Main 2PGE Park, Westbound – Trains would switch from the CBD channel 3 to the westside channel 2 here

Main 3 PGEPGE Park, Eastbound – Trains switch from westside channel 2 to CBD channel 3

But then the Green Line opened, adding north-south trains downtown as well as a stretch of alignment to Clackamas Town Center,  so the setup of radio channels had to be changed again.

Radio today (by which I mean spring of 2010)

Those old Main 1 through Main 3 signs are no longer used. Currently there are four channels that are most commonly used for mainline operations (there are also separate channels for the yards and other less-frequently used channels for other purposes).

Map of radio channelsThe 4 channels used on the mainline today (ignore the Streetcar on the map since it doesn’t use the radio that the MAX trains do, neither does WES which has been removed from the map).  Click for larger version.
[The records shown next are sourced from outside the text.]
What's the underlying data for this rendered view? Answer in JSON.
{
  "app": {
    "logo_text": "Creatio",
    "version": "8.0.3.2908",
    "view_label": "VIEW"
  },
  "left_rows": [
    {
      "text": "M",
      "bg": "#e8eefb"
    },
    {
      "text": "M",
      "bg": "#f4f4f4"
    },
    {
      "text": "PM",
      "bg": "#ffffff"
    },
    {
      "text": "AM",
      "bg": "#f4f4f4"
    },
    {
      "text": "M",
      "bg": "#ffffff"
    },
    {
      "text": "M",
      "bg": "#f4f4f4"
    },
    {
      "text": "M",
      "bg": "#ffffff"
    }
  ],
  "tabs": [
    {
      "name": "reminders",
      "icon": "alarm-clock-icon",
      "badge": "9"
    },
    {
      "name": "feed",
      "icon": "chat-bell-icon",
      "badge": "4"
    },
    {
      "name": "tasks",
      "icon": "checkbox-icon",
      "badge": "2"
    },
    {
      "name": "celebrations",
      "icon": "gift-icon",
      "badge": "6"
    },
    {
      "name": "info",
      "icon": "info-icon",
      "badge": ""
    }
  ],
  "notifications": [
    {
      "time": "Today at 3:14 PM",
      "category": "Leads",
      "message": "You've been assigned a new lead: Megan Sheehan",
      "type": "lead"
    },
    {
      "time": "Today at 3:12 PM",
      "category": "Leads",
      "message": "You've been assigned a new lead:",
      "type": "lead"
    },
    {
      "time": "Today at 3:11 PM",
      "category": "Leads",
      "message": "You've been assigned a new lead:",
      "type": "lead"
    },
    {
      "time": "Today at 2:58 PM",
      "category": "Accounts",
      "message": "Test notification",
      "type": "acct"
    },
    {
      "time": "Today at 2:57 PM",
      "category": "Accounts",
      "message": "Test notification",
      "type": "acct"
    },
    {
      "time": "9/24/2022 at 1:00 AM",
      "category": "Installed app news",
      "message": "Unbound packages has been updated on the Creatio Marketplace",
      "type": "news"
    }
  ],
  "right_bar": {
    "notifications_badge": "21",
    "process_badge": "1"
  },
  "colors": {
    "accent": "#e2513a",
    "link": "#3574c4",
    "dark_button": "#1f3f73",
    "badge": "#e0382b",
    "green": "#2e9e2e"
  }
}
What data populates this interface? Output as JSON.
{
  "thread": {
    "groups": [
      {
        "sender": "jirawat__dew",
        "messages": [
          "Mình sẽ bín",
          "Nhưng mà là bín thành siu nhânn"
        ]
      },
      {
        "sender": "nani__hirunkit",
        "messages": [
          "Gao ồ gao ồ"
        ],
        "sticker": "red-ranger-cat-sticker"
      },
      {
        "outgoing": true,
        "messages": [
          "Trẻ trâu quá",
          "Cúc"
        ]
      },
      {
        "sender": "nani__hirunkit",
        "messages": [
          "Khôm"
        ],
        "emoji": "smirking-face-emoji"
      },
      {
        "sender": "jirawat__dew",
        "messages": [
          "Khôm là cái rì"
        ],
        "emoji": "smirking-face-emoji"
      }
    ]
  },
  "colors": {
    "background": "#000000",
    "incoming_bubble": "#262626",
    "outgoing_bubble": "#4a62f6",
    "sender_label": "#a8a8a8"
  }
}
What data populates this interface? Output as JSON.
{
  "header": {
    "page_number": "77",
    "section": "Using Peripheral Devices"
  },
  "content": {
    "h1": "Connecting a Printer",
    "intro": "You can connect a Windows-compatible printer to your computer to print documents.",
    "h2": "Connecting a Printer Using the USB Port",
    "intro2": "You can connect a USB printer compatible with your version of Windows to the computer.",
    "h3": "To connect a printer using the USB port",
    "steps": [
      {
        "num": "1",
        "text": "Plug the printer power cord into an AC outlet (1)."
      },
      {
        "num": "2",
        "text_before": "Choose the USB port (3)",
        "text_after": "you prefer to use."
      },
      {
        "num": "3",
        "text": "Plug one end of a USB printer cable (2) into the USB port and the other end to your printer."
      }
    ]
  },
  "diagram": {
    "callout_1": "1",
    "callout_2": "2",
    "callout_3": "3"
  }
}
A-5 PGEPGE Park, westbound platform

In green on the above map, A-5 “West”, from Hatfield Government Center to PGE Park.


In red on the map, bordered by PGE Park on the west, Oldtown/Chinatown on the east, and Union Station on the north, A-4 “CBD”

A-3 82nd Ave

A-3 Oldtown/ChinatownA-3 Union Station

In yellow on the map, bordered by Oldtown/Chinatown on the west, Union Station on the south, and NE 82nd Ave on the east, A-3 “Central”

A-2 82ndNE 82nd Ave eastbound platform

And finally, in blue on the map bordered by NE 82nd Ave on the west is A-2 “East”

Edited, fall 2010 – the temporary signs have been replaced. I haven’t gotten pictures of all of them. The geographic boundaries haven’t changed, just the style of the signs.

Tuning in

Because the broadcasts over the radio are open, anyone with a scanner can listen in.  I don’t have a scanner and so I don’t know how to set one up to follow rail communications, but you can use an online scanner to get an idea of what it’s like.  I’ve heard TriMet rail transmissions over OregonLive’s police scanner, so if you’re curious you can use that as a starting point.  However, since that scanner follows everything, in addition to rail you’ll also hear police, fire, & EMS broadcasts, as well as airport parking shuttles and probably some other things that I can’t identify.  I don’t know of any other free/easy way for the public to listen to radio broadcasts if that’s the sort of thing they’re interested in.

And one last thing…

This is a radio, not a phoneCeci n’est pas un phone

In the cabs, the radio handset looks like a phone.  It is not a phone.  If you see a train operator using this, they are not on the phone.  They are using the radio, which they are required to do, not using a phone while operating which is illegal.